Per our Fueling Tactics program that we use here at Xplosive Edge it is important to remember the 3 steps:
1. Learn to value the benefits of fresh produce and healthy oils with meals. This basically means to get fruits, veggies, seeds, nuts, and healthy oils into each meal. The more color on the plate or in the meal the better. These colorful foods serve as great anti-inflammatories and antioxidants and will aid in recovery and the reduction of inflammation and will boost the immune system.
2. Select Fiber Rich slow digesting Carbs first, and reduce fast digesting high sugar carbs when inactive. Athletes need to select slow digesting carbs (brown rice, wheat bread, oatmeal, sweet potatoes) first and really watch out for high sugar foods, especially when inactive.

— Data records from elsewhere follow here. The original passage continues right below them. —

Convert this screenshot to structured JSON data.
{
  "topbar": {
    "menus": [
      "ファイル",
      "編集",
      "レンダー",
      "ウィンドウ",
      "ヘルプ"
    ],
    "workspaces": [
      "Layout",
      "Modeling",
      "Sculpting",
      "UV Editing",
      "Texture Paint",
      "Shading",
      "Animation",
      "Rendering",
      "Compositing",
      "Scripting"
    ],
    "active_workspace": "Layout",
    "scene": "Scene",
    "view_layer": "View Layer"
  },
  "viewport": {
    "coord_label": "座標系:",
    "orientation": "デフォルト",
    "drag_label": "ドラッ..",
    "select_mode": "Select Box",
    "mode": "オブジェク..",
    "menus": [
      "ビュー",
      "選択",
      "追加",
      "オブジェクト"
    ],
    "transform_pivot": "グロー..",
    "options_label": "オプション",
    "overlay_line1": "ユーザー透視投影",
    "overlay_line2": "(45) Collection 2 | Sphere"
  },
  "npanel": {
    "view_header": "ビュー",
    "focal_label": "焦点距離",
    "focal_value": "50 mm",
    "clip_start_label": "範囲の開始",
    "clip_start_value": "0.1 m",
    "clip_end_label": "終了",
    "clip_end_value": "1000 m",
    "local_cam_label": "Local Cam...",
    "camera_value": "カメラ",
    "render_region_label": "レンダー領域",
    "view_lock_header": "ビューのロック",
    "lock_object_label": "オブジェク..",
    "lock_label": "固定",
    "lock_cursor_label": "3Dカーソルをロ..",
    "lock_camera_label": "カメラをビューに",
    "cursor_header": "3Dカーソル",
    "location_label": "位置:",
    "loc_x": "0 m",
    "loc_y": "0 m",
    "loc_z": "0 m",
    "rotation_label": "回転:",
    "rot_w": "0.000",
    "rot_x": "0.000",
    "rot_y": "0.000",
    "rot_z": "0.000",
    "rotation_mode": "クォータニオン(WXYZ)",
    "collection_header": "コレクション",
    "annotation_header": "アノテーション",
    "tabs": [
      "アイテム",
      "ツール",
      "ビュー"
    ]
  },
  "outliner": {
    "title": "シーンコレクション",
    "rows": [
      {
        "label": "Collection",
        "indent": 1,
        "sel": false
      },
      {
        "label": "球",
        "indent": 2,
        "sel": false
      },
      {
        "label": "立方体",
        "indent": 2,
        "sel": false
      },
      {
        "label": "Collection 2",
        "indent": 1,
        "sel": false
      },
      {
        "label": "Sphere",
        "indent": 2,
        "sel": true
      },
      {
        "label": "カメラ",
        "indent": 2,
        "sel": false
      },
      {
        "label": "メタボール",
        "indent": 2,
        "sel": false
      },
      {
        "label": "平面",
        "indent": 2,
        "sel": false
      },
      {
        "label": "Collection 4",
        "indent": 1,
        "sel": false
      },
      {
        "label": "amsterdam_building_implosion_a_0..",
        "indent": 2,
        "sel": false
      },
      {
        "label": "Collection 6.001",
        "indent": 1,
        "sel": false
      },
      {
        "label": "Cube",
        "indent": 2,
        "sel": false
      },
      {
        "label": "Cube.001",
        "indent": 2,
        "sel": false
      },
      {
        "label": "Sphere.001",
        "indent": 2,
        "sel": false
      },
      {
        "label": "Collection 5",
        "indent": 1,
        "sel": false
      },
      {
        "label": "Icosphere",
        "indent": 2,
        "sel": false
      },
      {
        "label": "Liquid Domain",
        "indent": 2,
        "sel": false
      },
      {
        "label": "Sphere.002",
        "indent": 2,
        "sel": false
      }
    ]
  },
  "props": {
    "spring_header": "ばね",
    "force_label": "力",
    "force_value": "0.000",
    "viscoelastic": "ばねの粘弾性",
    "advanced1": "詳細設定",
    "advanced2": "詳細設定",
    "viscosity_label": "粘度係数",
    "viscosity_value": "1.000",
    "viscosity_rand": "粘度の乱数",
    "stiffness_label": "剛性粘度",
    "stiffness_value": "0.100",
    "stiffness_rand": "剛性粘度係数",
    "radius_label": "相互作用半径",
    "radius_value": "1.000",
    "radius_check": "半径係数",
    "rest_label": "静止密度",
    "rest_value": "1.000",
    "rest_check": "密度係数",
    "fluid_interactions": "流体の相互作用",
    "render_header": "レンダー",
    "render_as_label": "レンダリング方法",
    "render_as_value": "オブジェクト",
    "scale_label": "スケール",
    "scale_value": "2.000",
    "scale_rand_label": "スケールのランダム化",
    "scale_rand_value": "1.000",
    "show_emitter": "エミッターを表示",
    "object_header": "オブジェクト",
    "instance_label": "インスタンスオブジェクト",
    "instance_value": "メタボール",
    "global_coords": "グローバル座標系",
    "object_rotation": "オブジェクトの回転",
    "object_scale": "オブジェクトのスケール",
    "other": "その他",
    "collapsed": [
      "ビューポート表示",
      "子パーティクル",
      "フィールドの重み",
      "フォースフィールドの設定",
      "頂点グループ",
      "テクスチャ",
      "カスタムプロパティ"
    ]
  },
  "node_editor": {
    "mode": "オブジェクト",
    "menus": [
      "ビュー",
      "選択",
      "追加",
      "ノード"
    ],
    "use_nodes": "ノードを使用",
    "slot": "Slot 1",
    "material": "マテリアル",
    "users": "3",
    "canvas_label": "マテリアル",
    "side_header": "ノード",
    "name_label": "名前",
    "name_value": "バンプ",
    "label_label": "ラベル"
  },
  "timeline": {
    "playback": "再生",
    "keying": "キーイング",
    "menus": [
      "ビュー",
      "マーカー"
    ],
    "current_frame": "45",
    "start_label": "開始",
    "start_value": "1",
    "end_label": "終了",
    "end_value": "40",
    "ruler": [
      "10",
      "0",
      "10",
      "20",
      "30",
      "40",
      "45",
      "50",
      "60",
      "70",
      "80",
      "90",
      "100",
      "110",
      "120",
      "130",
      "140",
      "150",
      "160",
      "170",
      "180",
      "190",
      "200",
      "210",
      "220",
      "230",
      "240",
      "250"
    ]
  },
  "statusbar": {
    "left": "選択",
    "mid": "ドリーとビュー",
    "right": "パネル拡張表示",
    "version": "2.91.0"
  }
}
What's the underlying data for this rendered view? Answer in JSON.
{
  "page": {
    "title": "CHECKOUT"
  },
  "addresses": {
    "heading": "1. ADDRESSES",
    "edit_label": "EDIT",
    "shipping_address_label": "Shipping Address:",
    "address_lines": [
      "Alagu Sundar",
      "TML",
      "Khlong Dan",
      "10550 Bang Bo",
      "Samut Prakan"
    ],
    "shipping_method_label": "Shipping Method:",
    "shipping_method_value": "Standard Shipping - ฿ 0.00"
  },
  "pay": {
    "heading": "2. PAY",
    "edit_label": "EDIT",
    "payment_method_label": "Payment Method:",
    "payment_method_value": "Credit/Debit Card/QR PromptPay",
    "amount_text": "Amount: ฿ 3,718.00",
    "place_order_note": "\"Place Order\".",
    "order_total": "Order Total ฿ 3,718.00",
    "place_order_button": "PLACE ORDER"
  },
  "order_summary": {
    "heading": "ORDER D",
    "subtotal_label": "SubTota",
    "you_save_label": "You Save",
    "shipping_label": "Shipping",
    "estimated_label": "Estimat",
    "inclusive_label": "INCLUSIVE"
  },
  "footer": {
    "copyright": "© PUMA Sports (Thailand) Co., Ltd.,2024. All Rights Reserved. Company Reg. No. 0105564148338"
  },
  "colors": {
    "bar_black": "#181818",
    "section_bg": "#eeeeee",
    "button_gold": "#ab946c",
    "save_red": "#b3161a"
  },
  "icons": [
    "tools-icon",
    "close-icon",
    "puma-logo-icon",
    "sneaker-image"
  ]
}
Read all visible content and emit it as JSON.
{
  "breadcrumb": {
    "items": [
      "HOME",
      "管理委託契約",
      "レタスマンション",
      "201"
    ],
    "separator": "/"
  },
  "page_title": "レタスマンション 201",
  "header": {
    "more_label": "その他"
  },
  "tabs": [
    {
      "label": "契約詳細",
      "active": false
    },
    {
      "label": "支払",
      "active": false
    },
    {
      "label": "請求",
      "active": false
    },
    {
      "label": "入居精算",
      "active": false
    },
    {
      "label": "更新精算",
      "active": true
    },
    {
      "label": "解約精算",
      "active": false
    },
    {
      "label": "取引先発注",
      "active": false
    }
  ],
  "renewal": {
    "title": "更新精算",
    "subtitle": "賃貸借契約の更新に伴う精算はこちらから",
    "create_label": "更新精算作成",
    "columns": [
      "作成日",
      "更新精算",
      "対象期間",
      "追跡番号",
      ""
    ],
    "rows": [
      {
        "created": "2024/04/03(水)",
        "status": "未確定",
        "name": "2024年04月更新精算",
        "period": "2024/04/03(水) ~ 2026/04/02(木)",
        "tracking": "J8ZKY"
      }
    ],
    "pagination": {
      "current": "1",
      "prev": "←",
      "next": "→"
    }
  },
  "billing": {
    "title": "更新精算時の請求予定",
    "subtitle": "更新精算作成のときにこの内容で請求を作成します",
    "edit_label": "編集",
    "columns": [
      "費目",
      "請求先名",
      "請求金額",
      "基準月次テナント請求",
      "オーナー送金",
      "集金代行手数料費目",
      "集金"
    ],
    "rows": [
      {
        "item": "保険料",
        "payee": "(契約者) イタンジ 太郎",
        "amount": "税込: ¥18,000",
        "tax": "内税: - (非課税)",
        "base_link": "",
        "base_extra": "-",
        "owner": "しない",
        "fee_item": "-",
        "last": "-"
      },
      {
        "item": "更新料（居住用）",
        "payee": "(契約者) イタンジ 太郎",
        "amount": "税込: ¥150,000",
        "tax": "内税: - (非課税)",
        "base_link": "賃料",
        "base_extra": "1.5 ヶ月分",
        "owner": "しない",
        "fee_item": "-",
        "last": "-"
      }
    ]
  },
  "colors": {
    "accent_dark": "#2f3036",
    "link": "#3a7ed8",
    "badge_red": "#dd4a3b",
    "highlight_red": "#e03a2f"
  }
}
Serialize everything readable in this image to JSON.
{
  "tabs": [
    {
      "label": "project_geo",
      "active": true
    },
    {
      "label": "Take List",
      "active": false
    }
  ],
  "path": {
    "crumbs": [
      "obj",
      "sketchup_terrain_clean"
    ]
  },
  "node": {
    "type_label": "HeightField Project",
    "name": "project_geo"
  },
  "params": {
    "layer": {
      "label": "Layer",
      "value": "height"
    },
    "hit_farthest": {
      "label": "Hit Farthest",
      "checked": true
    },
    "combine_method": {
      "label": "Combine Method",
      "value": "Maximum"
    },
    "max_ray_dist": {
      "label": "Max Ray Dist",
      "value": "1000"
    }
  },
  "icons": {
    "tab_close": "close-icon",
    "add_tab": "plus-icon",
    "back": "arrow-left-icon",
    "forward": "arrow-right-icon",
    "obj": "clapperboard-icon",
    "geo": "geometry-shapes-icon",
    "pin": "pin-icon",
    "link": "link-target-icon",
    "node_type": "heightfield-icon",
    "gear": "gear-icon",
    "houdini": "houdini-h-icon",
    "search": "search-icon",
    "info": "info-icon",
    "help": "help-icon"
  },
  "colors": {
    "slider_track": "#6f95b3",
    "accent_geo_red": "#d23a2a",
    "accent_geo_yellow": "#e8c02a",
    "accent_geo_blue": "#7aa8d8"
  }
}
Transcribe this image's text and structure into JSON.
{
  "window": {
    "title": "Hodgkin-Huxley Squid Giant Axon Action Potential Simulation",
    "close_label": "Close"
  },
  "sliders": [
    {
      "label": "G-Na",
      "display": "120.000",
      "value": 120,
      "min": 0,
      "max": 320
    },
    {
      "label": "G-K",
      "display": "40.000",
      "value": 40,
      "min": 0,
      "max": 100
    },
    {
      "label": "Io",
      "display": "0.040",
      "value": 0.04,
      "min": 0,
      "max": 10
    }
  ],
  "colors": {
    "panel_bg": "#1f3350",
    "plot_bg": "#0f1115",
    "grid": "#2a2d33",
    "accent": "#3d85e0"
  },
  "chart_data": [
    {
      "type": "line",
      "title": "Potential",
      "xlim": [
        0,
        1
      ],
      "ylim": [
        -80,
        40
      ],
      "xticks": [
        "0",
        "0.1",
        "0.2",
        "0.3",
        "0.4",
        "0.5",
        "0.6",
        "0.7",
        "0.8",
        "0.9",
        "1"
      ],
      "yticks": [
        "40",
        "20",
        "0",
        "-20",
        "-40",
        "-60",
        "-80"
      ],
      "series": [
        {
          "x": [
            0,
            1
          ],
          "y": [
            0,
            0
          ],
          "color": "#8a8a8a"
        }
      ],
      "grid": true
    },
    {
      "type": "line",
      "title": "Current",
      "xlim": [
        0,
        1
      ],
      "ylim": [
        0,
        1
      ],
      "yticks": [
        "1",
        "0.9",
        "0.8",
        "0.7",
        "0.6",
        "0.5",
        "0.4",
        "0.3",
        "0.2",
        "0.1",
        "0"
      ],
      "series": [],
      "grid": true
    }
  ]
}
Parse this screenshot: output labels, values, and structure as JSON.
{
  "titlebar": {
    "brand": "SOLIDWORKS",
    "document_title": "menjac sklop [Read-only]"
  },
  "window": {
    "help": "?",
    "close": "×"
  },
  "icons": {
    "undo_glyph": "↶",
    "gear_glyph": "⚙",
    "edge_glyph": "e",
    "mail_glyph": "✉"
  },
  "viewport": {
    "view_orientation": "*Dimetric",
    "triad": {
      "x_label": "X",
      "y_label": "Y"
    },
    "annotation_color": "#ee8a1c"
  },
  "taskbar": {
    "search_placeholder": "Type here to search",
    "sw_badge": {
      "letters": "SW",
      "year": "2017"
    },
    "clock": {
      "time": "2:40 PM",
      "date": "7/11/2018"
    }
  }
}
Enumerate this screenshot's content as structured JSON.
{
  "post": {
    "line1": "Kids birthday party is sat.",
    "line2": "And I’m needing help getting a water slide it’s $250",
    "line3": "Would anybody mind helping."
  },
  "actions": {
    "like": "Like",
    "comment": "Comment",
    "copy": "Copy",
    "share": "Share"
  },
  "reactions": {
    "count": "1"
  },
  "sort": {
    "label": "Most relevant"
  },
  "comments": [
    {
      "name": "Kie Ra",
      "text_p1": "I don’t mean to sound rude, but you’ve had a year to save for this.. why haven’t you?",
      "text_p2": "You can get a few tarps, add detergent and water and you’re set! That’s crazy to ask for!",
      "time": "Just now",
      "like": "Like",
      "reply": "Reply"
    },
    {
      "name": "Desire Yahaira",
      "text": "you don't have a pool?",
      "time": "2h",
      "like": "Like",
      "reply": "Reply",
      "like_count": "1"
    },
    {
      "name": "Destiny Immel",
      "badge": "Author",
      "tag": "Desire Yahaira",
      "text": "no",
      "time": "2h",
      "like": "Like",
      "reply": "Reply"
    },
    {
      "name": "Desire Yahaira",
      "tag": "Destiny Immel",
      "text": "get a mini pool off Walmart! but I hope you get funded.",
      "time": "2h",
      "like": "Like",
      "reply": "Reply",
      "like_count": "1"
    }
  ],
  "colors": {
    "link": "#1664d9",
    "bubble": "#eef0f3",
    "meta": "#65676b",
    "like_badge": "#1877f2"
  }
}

3. Always diversify your protein sources and select lower fat sources when inactive. Athletes need protein at every meal. We like to diversify the protein so they are getting animal, dairy, and vegetable protein each day.
We recommend 6 meals per day, or 3 big meals and 3 smaller snacks. We also like to try to get all 3 steps if possible into each of the 3 big meals. We love to use nuts and seeds as snack foods in addition to fresh veggies and fruits. In an effort to reduce the amount of inflammation please avoid fried foods or unhealthy fast foods, high sugar foods, pop, high fatty proteins and drink lots of water.
Gibbie M. Duval, CSCS, RSCC*D, CPT, PRT
Owner & Director of Sports Performance
Omaha Lancers Head Strength & Conditioning Coach
Herzing University Professor
Postural Restoration Trained
â€œStrength & Conditioning Expertâ€- Tudor Bompa Institute
USAW Sports Performance Coach Certified Level 1
USA Volleyball VCAP Certified
NASM Certified Personal Trainer & Fitness Nutrition Specialist
The Xplosive Edge, LLC
14706 Giles Rd.
Omaha, NE 68138
Omaha FC was once again selected to be a part of Omaha Gives! for 2016. We send out more information in the coming weeks detailing the event and how you can help. For more information please click HERE.